An e-mail was sent to students on Monday, Sept. 21 by Thomas Schacht, director of the Vielmetti Health Center, informing students of the one confirmed case of H1N1, or swine flu, and many other probable cases. The e-mail provided students with information about what they can do to avoid contracting H1N1 and self-care measures if they have it.
“I would say it’s wise to take precautions . who wants to get sick and lose a week of school and feel bad?” Schacht said. “I would view it as, don’t get infected because you won’t want this, but it’s not likely to be a serious health concern.”
Schacht said that it’s best for students to be conscious of it’s presence and be sure to take the appropriate measures to avoid contracting it, like washing hands and avoiding contact with people who might be sick.
Symptoms of H1N1 include fever, chills, sore throat, body ache, headache, and it often affects young people quickly. According to Schacht, H1N1 is also likely to cause gastrointestinal trouble including throwing up once or twice or feeling queasy.
Schacht said that ordinarily healthy students do not necessarily need to see a doctor because most of the symptoms can be ridden out on their own.
“If I see them, I’m usually going to tell them to carry on, keep doing what they’re doing, call me if they get worse,” Schacht said. “It may not be a productive visit for them.”
There are certain high-risk groups that need to be more careful than others. Those groups include pregnant women, asthmatics and people who have chronic diseases. These people who get sick and don’t find their symptoms lessening in a couple of days should not hesitate to see their doctor.
A vaccination will be available to students within the next couple of months, and Schacht said that this will not be too late for many students as the H1N1 virus is likely to stick around for a while. He said that he is at the mercy of Marquette County Health Department as to when the vaccine will be available.
“It does look like it may be a little bit of a race between the first occurrence here and the availability of the vaccine,” Schacht said.
Jill Fries, the emergency preparedness coordinator for the Marquette County Health Department, said that the date when the vaccination will be available has changed from mid-September to the end of December, so it’s hard to say exactly when it will happen.
“It’s a moving target, has been moving since the beginning of August,” she said.
Fries said that when the vaccine becomes available, they will first get it to pregnant women and babies. After the higher priority groups are assessed, then they will put together a mass immunization clinic at the Superior Dome for students. The vaccine will be free for students and available in large quantities.
She said that in the meantime, students who do contract swine flu, should keep a 6-foot radius from others if they must interact with other people.
“If they feel that they absolutely have to go to class, then they need to make certain to give themselves a wide amount of room so that they don’t transmit it to other people,” Fries said.

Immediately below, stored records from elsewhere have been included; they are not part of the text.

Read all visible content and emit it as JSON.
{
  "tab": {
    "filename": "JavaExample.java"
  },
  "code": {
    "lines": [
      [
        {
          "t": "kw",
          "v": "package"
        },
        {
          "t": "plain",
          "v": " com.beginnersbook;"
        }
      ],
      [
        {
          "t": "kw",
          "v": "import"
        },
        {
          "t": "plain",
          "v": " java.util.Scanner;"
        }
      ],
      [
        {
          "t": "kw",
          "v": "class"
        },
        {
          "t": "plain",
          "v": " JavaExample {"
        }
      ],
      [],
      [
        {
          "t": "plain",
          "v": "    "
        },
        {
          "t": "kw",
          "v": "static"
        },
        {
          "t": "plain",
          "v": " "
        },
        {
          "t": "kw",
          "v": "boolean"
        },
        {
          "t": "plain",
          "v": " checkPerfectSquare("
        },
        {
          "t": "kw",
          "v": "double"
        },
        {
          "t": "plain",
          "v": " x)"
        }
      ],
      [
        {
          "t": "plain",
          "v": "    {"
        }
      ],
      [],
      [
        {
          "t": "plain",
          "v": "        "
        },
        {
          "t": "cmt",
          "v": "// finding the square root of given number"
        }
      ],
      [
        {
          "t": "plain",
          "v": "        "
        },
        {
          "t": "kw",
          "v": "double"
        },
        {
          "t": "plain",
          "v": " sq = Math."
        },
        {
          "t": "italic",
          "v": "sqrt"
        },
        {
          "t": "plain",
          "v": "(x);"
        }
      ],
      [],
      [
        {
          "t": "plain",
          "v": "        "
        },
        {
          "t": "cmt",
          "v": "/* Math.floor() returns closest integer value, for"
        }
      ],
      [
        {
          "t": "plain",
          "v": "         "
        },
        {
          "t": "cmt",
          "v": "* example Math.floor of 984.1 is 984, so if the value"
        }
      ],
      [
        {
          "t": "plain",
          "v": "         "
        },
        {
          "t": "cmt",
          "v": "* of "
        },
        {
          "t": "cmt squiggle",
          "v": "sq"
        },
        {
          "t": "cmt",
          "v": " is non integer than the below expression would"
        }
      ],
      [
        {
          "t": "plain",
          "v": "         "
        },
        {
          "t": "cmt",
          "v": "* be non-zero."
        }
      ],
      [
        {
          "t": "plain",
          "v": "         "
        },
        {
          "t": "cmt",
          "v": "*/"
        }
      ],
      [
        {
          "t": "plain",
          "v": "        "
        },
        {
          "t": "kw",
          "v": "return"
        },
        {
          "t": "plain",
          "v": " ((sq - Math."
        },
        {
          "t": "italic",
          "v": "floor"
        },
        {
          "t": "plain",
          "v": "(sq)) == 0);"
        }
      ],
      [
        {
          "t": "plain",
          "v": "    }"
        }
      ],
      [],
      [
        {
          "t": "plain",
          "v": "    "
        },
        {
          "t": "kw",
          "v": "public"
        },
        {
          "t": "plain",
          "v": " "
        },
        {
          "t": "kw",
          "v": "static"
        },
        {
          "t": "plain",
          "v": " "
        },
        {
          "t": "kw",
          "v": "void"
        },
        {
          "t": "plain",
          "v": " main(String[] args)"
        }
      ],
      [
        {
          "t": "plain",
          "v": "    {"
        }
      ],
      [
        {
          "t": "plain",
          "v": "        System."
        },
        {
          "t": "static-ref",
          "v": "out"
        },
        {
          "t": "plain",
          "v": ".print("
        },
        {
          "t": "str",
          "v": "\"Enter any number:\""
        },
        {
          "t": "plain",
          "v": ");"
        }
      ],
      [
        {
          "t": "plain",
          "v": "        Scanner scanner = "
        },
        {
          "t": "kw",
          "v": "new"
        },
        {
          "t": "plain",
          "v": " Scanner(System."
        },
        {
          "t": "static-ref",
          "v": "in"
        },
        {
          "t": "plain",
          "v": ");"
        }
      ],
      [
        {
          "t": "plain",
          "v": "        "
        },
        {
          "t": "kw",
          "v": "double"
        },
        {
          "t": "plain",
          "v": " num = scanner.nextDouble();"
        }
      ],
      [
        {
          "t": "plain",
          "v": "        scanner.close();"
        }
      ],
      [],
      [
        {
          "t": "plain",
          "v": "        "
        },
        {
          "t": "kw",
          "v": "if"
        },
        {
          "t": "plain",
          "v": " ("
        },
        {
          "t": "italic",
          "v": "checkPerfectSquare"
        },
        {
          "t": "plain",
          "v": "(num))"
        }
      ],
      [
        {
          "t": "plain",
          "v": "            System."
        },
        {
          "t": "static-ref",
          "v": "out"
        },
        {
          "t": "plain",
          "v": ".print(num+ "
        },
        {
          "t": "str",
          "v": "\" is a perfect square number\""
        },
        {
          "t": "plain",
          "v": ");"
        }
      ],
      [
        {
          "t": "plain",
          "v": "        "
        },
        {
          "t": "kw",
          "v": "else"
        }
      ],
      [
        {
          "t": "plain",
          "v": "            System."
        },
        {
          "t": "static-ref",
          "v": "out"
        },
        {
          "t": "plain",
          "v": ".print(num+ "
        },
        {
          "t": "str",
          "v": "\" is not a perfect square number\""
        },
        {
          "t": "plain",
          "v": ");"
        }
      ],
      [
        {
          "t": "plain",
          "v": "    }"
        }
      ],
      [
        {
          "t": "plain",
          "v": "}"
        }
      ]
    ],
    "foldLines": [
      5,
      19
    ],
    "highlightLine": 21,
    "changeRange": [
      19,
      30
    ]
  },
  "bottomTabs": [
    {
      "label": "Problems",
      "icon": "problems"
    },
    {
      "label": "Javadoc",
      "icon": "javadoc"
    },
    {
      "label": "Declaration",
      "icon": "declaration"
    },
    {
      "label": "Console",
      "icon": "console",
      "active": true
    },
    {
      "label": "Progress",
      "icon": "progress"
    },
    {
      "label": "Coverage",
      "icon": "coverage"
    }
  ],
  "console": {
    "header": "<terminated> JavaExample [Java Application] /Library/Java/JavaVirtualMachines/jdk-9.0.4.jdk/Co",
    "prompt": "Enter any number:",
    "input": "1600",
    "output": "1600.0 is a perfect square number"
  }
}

The rule of isolation is something that Housing and Residence Life has taken into consideration for its policies as well. Isolation rooms have been prepared in the residence halls in case Schacht decides that a student would be better off away from others more permanently, according to Carl Holm, director of Housing and Residence Life.
For other students who are experiencing H1N1 symptoms, isolation is still strongly suggested by the Health Department. They encourage students to remain in their rooms and strongly reconsider going to class. Arrangements can also be made to have food delivered to their rooms. Those interested in volunteering or in need of this service should speak to their Resident Advisor.
“Students who get sick can certainly talk to us, and we can help them work out the things they need to get done,” Holm said.
Pamphlets for students with swine flu and for those who are living with sick roommates are available at all front desks in the residence halls and in the Woodland Apartments. Also, extra surface cleaning has been put into place, since flu viruses are known to last on hard surfaces for eight hours.
“It may sound rather trivial, but I think we’re probably cleaning those surfaces eight times a day if not more,” Holm said.
Holm encouraged all students to visit the Health Center Web site at webb.nmu.edu/HealthCenter/ for more information.